Not everyone needs to be on WhatsApp to be involved in campaigns or initiatives. Many participants on WhatsApp groups represented households. They would share information with family and friends in their personal capacity through personal connections on WhatsApp. This means that online participants linked to their networks to mobilize or share information.

You don’t need to be ‘woke’ about current issues. The participants in WhatsApp groups were part of the group based on a shared concern—a lack of water. Other WhatsApp groups exist in these communities for other issues, including an unstable energy supply (sharing information on ‘load shedding’) or neighbourhood security (organizing neighbourhood watch schedules). One thing I’ve noticed about these communities (of largely middle-class white people) is how there seems to be a WhatsApp group for everything: to organize a baby shower, a birthday gift, a water collection drive, or a protest. Thus, a central concern and an assertive, practical approach to addressing it, rather than the desire to hype an issue on social media, drives engagement and collaboration.

You don’t need to be part of an organization. WhatsApp users were organized loosely around a central concern they collectively identified, not one imposed ‘from above’ by NGOs or other ‘civil society organizations’. The WhatsApp groups emerged organically, with a central administrator and leader, but without any clear hierarchies or agenda. The freedom to set and pursue an agenda was enabled through this, facilitating social learning and deeper impacts.

Some other things should be kept in mind when organizing through WhatsApp:

A concrete goal is important. Do you want the WhatsApp group to be used to share information, to coordinate collective efforts, or to learn?

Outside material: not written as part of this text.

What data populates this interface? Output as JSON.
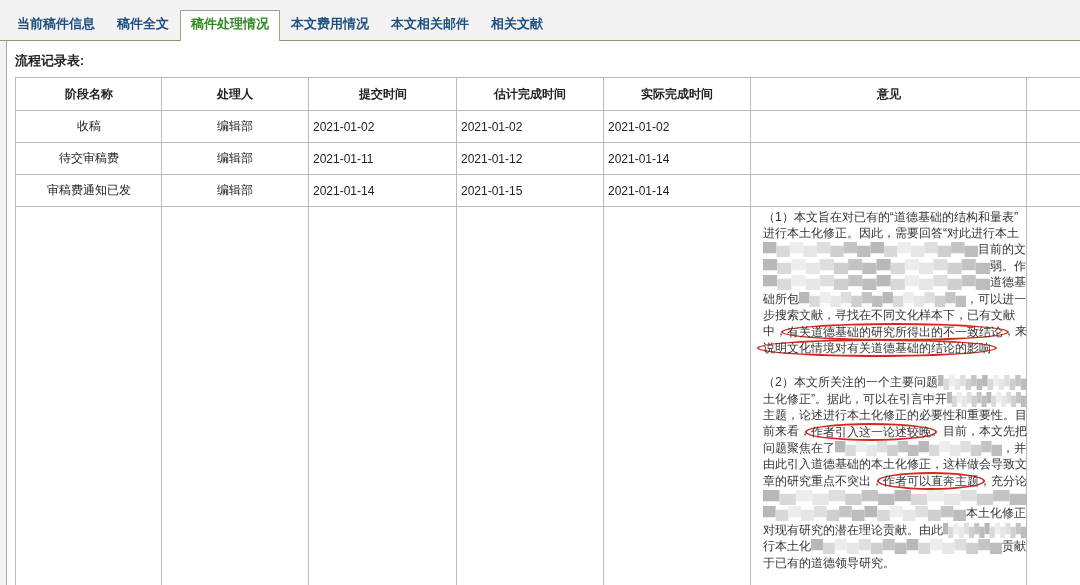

Think about who you want the message to reach. To make online activism successful, the measures need to reach the right people and have the right clout to place pressure for change. Visual imagery such as videos and photos may prove particularly effective in showing decision-makers, the media or the general public that real persons are concerned about and affected by an issue. It’s even better if social media and physical mobilization are combined.

Opportunism isn’t a problem, it’s strategic. If COVID-19 is seen as a moment of reality, is it so bad if its momentum is used to drive wider or deeper change not directly related to the pandemic? The restriction of movement for example has encouraged environmental activists to emphasize the link between human activity and climate change. Over the last three months I’ve heard how Venice’s water is crystal clear for the first time in years, of wild animals roaming the streets now that humans are not, and how visibility has increased due to the sudden decrease in air pollution. Linking your cause to wider developments can give it momentum to be propelled forward.

A number of concerns regarding the use of WhatsApp remain that require careful consideration. These include the way in which it and other social media platforms can exclude, privacy concerns, and the propensity of using it to circulate fake news. These concerns will be addressed in a future blog.


This article is part of a series about the coronavirus crisis. Find more articles of this series here.


Lize Swartz

About the author:

Lize Swartz is a PhD researcher at the ISS focusing on water user interactions with sustainability-climate crises in the water sector, in particular the role of water scarcity politics on crisis responses and adaptation processes. She is also the editor of the ISS Blog Bliss.